“I don’t think it’s too early to start talking about that. One of the challenges will be for employers to attract and retain talent and we’re going to be right back in that,” Korzenik said. “It seems impossible to be talking about tight labor markets since the pandemic began, but we’re going to be talking about them again by the end of next year.”
Virus controlling recovery
A new economic outlook the Federal Reserve issued last week predicted Real GDP will grow 4.2 percent next year and 3.2 percent in 2022. While acknowledging the outlook was “subject to considerable uncertainty,” the Fed expects unemployment will decline from an expected 6 percent rate this year to 5 percent in 2021.
“The path to economic recovery will depend significantly on the course of the virus. The ongoing public health crisis will continue to weigh on economic activity, employment, and inflation in the near term, and poses considerable risks to the economic outlook over the medium term,” the Federal Open Market Committee said in a statement following last week’s two-day meeting.
In other outlooks, survey results this month from the National Association of Business Economists (NABE) point to 3.4 percent annualized Real GDP growth nationally in 2021. The outlook was based on surveys NABE conducted with members in mid November.

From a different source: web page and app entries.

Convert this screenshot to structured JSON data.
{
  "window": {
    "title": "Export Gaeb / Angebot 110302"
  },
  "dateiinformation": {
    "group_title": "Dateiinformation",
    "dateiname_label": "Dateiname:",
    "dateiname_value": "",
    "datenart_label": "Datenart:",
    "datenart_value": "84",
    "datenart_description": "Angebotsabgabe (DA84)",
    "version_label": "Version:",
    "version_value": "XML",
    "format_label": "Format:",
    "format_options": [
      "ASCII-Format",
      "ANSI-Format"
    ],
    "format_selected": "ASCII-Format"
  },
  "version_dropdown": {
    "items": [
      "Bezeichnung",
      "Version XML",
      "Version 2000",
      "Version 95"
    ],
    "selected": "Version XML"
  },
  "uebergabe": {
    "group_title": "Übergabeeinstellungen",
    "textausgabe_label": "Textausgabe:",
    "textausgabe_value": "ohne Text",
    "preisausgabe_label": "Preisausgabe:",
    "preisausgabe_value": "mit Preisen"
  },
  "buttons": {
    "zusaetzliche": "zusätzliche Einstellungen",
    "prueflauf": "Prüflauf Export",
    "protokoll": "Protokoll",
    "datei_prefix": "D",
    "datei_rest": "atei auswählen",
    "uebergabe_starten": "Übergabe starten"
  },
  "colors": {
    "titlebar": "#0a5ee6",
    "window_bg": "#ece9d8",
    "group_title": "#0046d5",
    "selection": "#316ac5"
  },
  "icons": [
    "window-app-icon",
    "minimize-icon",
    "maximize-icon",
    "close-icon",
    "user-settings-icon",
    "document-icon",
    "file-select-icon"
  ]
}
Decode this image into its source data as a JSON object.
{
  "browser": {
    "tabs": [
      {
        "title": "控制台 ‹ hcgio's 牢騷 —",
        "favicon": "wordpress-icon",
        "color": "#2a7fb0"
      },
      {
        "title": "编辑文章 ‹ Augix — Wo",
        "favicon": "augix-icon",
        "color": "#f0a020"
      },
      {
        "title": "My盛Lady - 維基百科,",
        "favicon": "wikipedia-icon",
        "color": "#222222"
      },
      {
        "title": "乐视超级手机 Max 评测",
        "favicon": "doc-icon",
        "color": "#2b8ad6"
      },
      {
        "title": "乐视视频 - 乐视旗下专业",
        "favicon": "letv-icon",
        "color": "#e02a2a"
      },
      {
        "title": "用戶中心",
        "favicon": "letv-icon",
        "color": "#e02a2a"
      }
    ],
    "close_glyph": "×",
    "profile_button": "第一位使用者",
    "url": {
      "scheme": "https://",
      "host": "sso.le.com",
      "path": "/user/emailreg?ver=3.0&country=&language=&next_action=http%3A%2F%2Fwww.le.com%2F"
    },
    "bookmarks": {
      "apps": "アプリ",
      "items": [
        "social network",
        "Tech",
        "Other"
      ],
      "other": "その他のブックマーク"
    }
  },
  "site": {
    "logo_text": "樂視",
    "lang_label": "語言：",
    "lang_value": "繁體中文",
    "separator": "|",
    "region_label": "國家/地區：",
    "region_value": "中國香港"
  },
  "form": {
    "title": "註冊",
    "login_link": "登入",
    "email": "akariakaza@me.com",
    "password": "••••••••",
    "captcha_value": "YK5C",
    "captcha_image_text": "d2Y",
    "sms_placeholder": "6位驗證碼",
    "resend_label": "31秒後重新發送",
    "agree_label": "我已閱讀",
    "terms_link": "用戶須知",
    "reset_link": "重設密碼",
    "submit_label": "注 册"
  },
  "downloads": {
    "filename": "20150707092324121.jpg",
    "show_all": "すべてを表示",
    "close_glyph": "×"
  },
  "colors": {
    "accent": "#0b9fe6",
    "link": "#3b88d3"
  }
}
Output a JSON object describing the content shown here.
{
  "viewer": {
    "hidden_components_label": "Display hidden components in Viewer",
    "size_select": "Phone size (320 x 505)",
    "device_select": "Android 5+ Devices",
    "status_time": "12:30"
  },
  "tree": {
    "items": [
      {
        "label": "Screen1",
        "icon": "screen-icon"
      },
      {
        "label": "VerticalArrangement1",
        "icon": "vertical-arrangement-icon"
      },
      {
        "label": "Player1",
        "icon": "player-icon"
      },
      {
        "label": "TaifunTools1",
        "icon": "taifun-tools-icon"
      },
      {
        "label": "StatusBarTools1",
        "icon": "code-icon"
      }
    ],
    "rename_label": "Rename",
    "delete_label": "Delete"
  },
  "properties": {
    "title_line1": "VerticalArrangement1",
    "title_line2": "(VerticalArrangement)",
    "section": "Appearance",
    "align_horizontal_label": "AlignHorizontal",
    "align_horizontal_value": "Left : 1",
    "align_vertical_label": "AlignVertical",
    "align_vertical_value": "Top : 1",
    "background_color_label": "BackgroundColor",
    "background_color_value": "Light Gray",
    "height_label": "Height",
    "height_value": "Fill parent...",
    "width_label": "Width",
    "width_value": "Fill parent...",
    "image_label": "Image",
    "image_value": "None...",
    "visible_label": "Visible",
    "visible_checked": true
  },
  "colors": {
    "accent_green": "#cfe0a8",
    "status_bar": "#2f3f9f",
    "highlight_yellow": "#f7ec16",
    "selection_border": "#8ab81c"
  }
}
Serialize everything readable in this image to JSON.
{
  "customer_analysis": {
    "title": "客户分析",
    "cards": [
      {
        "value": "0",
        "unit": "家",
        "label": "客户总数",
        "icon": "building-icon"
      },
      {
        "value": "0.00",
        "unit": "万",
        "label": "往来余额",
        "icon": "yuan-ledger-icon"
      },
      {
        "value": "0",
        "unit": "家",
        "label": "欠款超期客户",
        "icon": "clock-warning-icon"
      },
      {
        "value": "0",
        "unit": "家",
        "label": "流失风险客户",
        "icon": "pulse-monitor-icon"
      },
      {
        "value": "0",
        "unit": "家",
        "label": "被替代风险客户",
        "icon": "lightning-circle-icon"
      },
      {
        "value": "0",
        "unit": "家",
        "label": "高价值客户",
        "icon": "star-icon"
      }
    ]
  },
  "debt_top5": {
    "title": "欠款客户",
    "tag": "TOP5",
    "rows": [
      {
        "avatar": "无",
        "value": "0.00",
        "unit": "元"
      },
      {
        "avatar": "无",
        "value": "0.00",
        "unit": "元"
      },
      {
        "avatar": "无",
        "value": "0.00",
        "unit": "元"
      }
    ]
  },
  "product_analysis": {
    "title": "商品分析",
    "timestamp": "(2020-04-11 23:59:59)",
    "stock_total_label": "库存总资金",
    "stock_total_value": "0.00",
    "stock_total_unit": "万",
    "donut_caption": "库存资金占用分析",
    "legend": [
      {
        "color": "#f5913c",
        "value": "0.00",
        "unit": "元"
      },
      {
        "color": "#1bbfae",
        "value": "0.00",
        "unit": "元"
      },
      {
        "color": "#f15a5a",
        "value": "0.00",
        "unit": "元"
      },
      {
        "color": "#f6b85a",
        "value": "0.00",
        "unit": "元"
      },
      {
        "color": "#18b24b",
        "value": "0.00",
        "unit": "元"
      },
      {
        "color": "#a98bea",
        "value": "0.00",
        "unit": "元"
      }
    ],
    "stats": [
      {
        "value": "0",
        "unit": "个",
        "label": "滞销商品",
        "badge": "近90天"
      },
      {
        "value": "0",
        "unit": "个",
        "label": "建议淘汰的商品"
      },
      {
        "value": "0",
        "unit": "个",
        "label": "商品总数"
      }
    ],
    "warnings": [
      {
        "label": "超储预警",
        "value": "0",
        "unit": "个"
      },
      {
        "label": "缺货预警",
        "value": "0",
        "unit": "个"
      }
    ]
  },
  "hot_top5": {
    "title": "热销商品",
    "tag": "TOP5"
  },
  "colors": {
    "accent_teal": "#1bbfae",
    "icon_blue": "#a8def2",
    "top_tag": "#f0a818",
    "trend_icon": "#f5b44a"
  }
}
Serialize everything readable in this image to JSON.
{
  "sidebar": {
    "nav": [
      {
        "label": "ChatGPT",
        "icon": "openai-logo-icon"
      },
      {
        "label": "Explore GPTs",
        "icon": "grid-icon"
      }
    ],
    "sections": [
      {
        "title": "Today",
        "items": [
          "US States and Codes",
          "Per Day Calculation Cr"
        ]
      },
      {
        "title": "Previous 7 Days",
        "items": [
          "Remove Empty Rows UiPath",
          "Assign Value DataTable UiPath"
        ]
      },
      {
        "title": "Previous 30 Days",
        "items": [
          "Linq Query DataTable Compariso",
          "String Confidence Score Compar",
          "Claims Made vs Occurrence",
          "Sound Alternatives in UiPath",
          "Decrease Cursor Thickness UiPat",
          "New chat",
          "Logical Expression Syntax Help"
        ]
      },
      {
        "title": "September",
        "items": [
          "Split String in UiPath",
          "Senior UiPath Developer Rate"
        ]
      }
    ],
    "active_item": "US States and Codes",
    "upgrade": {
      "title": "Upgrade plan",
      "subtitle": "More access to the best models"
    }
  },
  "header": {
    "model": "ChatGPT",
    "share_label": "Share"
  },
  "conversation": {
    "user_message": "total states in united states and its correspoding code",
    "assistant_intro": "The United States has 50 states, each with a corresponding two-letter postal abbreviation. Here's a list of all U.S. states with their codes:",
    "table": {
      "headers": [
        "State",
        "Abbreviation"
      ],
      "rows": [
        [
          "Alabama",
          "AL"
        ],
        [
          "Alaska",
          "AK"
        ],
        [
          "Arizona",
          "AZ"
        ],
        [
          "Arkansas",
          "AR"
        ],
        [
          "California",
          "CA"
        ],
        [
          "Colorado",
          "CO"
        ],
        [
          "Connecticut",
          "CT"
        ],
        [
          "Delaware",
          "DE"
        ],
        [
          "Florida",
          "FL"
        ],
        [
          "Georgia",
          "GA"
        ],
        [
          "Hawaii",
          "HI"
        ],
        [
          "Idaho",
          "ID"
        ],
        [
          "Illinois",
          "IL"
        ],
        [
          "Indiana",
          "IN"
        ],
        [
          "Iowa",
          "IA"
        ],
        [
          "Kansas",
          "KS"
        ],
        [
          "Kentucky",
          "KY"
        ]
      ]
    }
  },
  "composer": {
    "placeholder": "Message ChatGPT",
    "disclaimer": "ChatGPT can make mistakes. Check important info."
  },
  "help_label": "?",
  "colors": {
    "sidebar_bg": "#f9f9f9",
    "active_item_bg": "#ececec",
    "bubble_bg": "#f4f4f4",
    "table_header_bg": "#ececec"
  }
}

The University of Michigan’s latest outlook issued in late November forecasts Real GDP expanding 4.2 percent for the U.S. in 2021, with economic growth returning to pre-pandemic levels in the second half of the year. Real GDP growth should taper off to 2.6 percent in 2022, according to University of Michigan economists.
The outlook hinges on what happens with the pandemic and assumes that a vaccine becomes available to frontline workers by early 2021, with wider availability months later.
“Regardless of what happens in the near term with the virus, I think the recovery will be pretty vigorous once we get a wide rollout of a vaccine,” Daniil Manaenkov, an economic forecaster with the university’s Research Seminar in Quantitative Economics, said during an annual outlook conference a month ago.
U.S. job growth will return slower than GDP growth, according to Manaenkov.
About half of the 18.2 million jobs lost in the second quarter of 2020 should return by the end of the year. The economy should create another 3.9 million jobs in 2021 and 3.8 million the following year, eventually restoring most of the lost jobs by the end of 2022, Manaenkov said.
University of Michigan economists project unemployment nationwide will decline from an estimated 8.1 percent this year to 5.9 percent for 2021, and further improve to 5.3 percent in 2022.
The University of Michigan outlook also expects low inflation in 2021 and that the Federal Reserve will not increase interest rates until 2022.